Taiwan’s manufacturing conditions improved further last month, lifting HSBC Holdings PLC’s purchasing managers’ index (PMI) to a 33-month high as companies at home and abroad rebuilt their inventories on expectations of a sustained recovery, the British banking group said in a report yesterday.
The index read 55.5 last month, the highest level since April 2011 and up slightly from the 55.2 it recorded in December last year, reflecting an overall improvement of operating conditions, the monthly report showed.
“This is a strong start to 2014, with the growth momentum in output and new orders staying at their recent elevated levels,” HSBC Asia economist John Zhu (朱日平) said in the report.
The index aims to gauge the health of the manufacturing sector, with a score above 50 indicating expansion and any value below that threshold suggesting contraction.
Further growth in output and new orders underpinned the pickup in operating conditions, Zhu said, adding that new orders in particular had continued to rise at as sharp pace as they did in December. Stronger client demand at home and abroad boosted new business, while higher demand in turn indicated that companies are building inventory in anticipation of a sustained recovery, the economist said.
Various international institutes expect global GDP to expand at a faster pace this year compared with last year, which would bode well for Taiwan’s export-oriented economy.
As a consequence of this, local manufacturers increased their purchasing activity for the fifth successive month last month, the report said.

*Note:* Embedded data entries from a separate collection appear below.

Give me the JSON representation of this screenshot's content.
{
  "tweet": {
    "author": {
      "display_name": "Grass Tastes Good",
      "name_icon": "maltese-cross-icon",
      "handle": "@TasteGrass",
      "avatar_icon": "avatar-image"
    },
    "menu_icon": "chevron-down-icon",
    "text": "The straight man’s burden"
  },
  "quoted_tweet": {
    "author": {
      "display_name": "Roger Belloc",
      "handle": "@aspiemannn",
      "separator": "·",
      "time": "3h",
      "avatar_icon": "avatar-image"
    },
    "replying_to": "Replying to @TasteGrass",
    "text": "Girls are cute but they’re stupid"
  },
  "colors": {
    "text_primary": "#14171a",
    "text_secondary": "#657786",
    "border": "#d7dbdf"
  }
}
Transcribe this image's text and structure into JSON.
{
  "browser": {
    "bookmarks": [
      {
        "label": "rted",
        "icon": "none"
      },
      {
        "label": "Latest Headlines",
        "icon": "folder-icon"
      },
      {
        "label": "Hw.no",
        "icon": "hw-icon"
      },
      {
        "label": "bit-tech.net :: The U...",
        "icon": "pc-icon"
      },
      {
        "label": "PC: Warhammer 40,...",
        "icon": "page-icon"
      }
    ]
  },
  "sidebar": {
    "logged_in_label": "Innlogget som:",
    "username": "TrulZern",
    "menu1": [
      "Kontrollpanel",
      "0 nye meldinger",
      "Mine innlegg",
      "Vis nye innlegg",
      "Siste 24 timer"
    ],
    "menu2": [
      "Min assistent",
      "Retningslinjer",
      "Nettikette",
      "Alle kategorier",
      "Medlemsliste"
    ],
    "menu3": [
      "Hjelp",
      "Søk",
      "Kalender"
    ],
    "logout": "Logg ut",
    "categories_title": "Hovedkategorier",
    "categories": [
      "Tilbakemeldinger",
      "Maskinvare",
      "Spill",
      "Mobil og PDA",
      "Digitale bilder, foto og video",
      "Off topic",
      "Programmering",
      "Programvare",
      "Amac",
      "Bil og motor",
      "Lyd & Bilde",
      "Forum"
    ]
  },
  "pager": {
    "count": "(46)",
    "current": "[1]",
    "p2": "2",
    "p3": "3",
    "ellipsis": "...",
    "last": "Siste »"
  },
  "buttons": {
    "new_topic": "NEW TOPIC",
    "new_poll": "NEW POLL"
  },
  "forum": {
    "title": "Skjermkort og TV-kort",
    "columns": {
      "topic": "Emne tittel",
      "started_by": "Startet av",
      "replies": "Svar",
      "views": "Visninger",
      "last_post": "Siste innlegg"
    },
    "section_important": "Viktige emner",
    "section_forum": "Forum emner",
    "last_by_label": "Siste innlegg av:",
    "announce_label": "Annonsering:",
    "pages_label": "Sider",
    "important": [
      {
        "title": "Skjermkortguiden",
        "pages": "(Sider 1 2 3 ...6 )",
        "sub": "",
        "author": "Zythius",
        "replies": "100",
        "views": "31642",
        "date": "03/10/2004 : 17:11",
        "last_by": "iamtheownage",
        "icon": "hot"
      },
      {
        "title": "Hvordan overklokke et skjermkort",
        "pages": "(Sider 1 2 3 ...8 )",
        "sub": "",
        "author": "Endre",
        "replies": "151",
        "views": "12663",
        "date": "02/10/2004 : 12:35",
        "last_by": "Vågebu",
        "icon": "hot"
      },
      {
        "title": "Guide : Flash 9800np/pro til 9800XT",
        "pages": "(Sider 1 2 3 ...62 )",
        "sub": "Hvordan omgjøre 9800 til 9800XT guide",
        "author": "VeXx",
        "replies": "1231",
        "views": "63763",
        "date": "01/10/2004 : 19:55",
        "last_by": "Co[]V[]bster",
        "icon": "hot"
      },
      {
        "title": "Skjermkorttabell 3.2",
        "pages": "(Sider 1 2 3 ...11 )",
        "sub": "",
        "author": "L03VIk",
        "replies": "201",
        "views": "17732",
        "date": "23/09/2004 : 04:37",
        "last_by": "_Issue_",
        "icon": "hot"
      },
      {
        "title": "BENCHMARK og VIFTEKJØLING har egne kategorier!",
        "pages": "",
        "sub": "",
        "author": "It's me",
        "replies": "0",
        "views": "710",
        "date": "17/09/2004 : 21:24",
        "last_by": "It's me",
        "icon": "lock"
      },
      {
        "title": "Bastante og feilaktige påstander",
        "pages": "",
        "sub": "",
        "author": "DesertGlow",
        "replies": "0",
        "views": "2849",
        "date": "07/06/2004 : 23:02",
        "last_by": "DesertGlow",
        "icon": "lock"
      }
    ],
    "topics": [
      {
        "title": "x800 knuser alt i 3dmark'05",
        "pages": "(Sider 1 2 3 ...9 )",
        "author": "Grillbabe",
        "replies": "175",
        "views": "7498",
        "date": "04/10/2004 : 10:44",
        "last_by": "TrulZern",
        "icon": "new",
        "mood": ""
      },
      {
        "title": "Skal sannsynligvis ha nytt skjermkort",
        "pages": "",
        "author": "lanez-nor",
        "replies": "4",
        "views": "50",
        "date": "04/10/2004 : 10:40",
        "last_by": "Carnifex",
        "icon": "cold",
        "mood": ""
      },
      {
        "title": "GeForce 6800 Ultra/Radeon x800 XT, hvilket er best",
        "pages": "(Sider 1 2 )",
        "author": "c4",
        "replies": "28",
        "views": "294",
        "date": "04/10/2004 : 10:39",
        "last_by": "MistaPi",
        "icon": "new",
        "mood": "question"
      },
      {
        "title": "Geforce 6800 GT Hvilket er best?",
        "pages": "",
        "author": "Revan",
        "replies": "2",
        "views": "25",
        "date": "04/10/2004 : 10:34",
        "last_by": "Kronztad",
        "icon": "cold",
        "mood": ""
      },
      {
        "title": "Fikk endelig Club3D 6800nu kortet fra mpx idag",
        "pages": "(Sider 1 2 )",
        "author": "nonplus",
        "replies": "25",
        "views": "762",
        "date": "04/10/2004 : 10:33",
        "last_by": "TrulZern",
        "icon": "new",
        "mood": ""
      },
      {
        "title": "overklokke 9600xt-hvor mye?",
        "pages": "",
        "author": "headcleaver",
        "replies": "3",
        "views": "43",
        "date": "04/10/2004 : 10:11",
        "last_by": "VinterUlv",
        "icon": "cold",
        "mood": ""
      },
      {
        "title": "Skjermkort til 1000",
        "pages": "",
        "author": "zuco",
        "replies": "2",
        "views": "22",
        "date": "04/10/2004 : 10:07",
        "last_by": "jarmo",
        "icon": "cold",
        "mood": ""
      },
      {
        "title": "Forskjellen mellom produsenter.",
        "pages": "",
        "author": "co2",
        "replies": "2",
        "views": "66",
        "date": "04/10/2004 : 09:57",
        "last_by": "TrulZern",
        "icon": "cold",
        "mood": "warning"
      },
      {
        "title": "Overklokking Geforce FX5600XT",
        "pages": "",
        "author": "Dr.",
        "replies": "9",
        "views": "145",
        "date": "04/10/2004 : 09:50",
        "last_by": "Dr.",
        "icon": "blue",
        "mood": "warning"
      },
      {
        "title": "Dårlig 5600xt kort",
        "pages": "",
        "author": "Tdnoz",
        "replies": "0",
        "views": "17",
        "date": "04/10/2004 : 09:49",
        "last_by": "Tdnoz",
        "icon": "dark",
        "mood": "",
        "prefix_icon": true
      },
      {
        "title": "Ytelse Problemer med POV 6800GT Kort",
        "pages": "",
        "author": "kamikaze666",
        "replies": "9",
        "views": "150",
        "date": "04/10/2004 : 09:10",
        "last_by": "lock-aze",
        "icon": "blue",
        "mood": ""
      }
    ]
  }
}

The rate of growth was steep, even though it has eased slightly from a month earlier, the report said.
Greater demand for inputs led to a further increase in suppliers’ average delivery times, with the rate at which times were lengthened similar to that recorded in December, the report showed.